IT did not come to me as a surprise when the Arusha Member of Parliament, Godbless Lema came up with that statement of wishing a good number of Mps could be incarcerated so that they can become more aware of the bad prison laws which still exist in our statutes books.
And actually that was just a follow up of another member of parliament some few years back when she tested the life in a remand prison cell at Tabora had also to come up with serious complaints and allegations in the Parliament on how inhuman the life is in prisons.
In Zanzibar too, the Chief Justice of Zanzibar Omar Othman Makungu once paid a visit to some of the reformatory centres (prisons) in Zanzibar and came out with a feeling that was described by the press, “the hellish life in our crammed jails.
” That reminds us of the prisons in antiquity which was self –consciously punitive; their internal regimes were intentionally inhumane.
Imprisonment was part of the suffering intended to prisoners to pay back for the harm done by their crimes. It was very agonizing when the famous prisoner Mr. Nelson Mandela once said that “no one truly knows a nation until one has been inside its jails. A nation should not be judged by how it treats highest citizens, but its lowest.”
Of late there have been a lot of suggestions coming from different quarters on improvement of the prison’s conditions! Several members of parliament in the past have made their voices on how to salvage the prison service which seems to receive a raw deal when it comes to financial resources.
It is disheartening to hear from government officials that prisons are not places for enjoyment but are of punishment.

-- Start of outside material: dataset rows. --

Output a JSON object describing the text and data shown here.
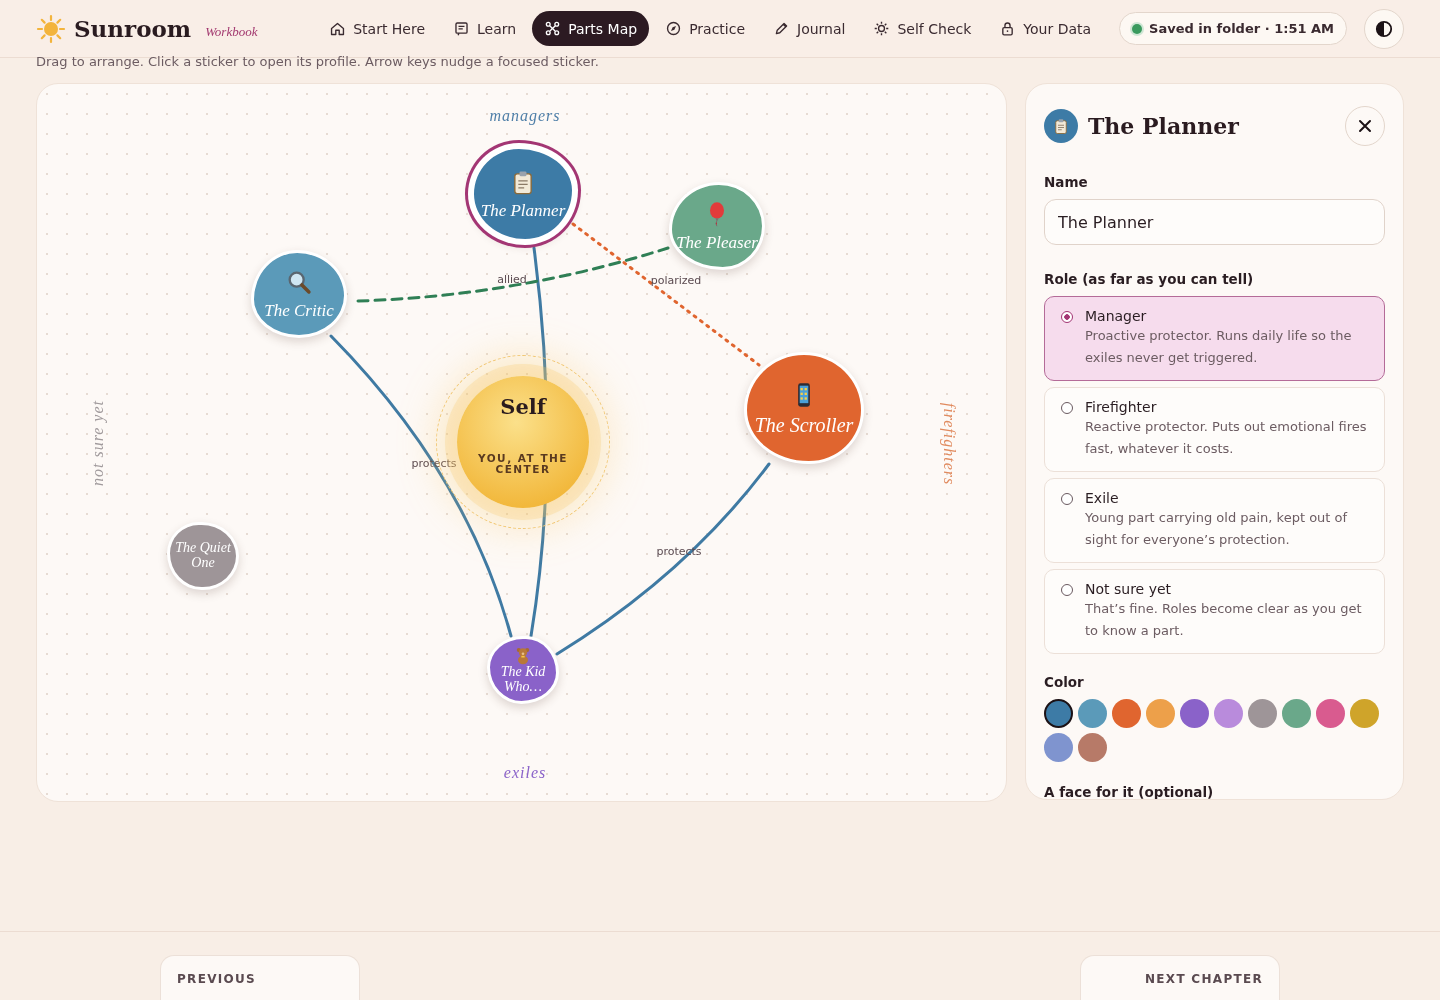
{
  "header": {
    "brand": "Sunroom",
    "subtitle": "Workbook",
    "save_status": "Saved in folder · 1:51 AM",
    "nav": [
      {
        "label": "Start Here",
        "selected": false
      },
      {
        "label": "Learn",
        "selected": false
      },
      {
        "label": "Parts Map",
        "selected": true
      },
      {
        "label": "Practice",
        "selected": false
      },
      {
        "label": "Journal",
        "selected": false
      },
      {
        "label": "Self Check",
        "selected": false
      },
      {
        "label": "Your Data",
        "selected": false
      }
    ]
  },
  "hint": "Drag to arrange. Click a sticker to open its profile. Arrow keys nudge a focused sticker.",
  "map": {
    "zones": [
      {
        "kind": "top",
        "label": "managers"
      },
      {
        "kind": "left",
        "label": "not sure yet"
      },
      {
        "kind": "right",
        "label": "firefighters"
      },
      {
        "kind": "bottom",
        "label": "exiles"
      }
    ],
    "self": {
      "title": "Self",
      "subtitle": "YOU, AT THE CENTER"
    },
    "parts": [
      {
        "name": "The Planner",
        "color": "#3d7ba6",
        "selected": true
      },
      {
        "name": "The Pleaser",
        "color": "#6aa88a",
        "selected": false
      },
      {
        "name": "The Critic",
        "color": "#5b9ab9",
        "selected": false
      },
      {
        "name": "The Scroller",
        "color": "#e0652f",
        "selected": false
      },
      {
        "name": "The Quiet One",
        "color": "#9e9598",
        "selected": false
      },
      {
        "name": "The Kid Who…",
        "color": "#8a62c9",
        "selected": false
      }
    ],
    "links": [
      {
        "kind": "protects"
      },
      {
        "kind": "protects",
        "label": "protects"
      },
      {
        "kind": "protects",
        "label": "protects"
      },
      {
        "kind": "allied",
        "label": "allied"
      },
      {
        "kind": "polarized",
        "label": "polarized"
      }
    ]
  },
  "panel": {
    "title": "The Planner",
    "name_label": "Name",
    "name_value": "The Planner",
    "role_label": "Role (as far as you can tell)",
    "roles": [
      {
        "title": "Manager",
        "description": "Proactive protector. Runs daily life so the exiles never get triggered.",
        "selected": true
      },
      {
        "title": "Firefighter",
        "description": "Reactive protector. Puts out emotional fires fast, whatever it costs.",
        "selected": false
      },
      {
        "title": "Exile",
        "description": "Young part carrying old pain, kept out of sight for everyone’s protection.",
        "selected": false
      },
      {
        "title": "Not sure yet",
        "description": "That’s fine. Roles become clear as you get to know a part.",
        "selected": false
      }
    ],
    "color_label": "Color",
    "colors": [
      {
        "color": "#3d7ba6",
        "selected": true
      },
      {
        "color": "#5b9ab9",
        "selected": false
      },
      {
        "color": "#e0652f",
        "selected": false
      },
      {
        "color": "#eda04a",
        "selected": false
      },
      {
        "color": "#8a62c9",
        "selected": false
      },
      {
        "color": "#b98bdc",
        "selected": false
      },
      {
        "color": "#9e9598",
        "selected": false
      },
      {
        "color": "#6aa88a",
        "selected": false
      },
      {
        "color": "#d95b8f",
        "selected": false
      },
      {
        "color": "#cfa42a",
        "selected": false
      },
      {
        "color": "#7f94cf",
        "selected": false
      },
      {
        "color": "#b77a68",
        "selected": false
      }
    ],
    "face_label": "A face for it (optional)"
  },
  "footer": {
    "previous_label": "PREVIOUS",
    "next_label": "NEXT CHAPTER"
  }
}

That does not auger well with the spirit of rehabilitation and social reintegration.
The prison environment is supposed to be conducive to a human habitation. It should be known that offenders are sent to prisons as a punishment and not for punishment and therefore prison environments must be safe and humane and as close as possible to conditions in the community.
Prison is that component of criminal justice system which has the greatest impact on the freedoms, liberties and rights of individuals. Therefore members of Prison Service involved in corrections must respect fundamental human rights in every aspect of their work and must be guided by a belief in fairness and equality under and before the law.
The punishment is awarded by the court of law by depriving offender’s freedom they enjoy by isolating them from their families to the prisons and is not a question of the prison authority to punish them again.
Suggesting that prison is not a place of enjoyment amounts to endorsing the prison authority to punish offenders and that would make President Mandela in his grave to remember his incarceration days which he has vowed not to remember! Why does it take so long to adopt the emerging new trends in our criminal justice system?
The UN Standard Minimum Rules are often regarded by states as the primary source of standards relating to treatment in detention, and are the key framework used by monitoring and inspection mechanisms in assessing the treatment of prisoners. But these have been revised and are known as Nelson Mandela Rules. Countries are encouraged to reflect the “Mandela Rules” in their national legislation so that prison administrators can apply them in their daily work.
Just recently the Minister for Home Affairs Mwigulu Nchemba cautioned the prison officials to crack the whip on prisoners who are still engaging in the criminal activities while in jail by communicating with colleagues outside the prison. Probably you might have heard the criminal terminology known as “prison subculture” very common to penologists.
This is necessitated by having obsolete correctional system faced with the emergence of prison gangs and new organized crimes. Such offenders prefer to be incarcerated as a way of furthering recruitment within the prisons of new willing prison radicalized offenders such as terrorist, pirates, religious fanatics and political deviants.
These prison gangs share common values, norms, beliefs and customs with their own formulated inmate code and they are criminal organizations that originate within the penal system operating within correctional facilities. They are also self-perpetuating criminal entities that can continue their criminal operations outside the confines of the penal system
. It is a prerequisite to have an effective parole system that can monitor and support the released offender on parole through gradual controlled release to half way houses. In developed countries also now evidenced in our country, gangs commit criminal activities, recruit new members in urban, suburban, and rural regions across and develop criminal associations that expand their influence over criminals.
The most notable trends is the current “boda boda” criminals with unprecedented solidarity. The overall increase in gang membership and the expansion of criminal street gangs control of street-level drug sales and collaboration with other criminal organizations.
Gangs are becoming more violent while engaging in less typical and lower-risk crime, such as prostitution and whitecollar crime. Gangs are more adaptable, organized, sophisticated, and opportunistic, exploiting new and advanced technology as a means to recruit, communicate discretely, target their rivals, and perpetuate their criminal activity.
The indicators are already flushing red. These include the presence of drugs in our country, the new advanced technology, reliable communication system, cell-phones, bodaboda; all these if not well managed can be catalysts to the speeding of prison gangs mushrooming in our prisons.
The introduction of unit management in prisons would go a long way in managing the emerging of prison gangs that may escalate the sophistry in commission of crimes.
The prison gangs, prison radicalization are imports which come together with the new technology as such should be dealt with the same technology embraced in the new Correctional Philosophy of Risk Assessment and Management.
mgosiwasui87@gmail. com +255754342711 Board Member National Parole Board, Penal Reform International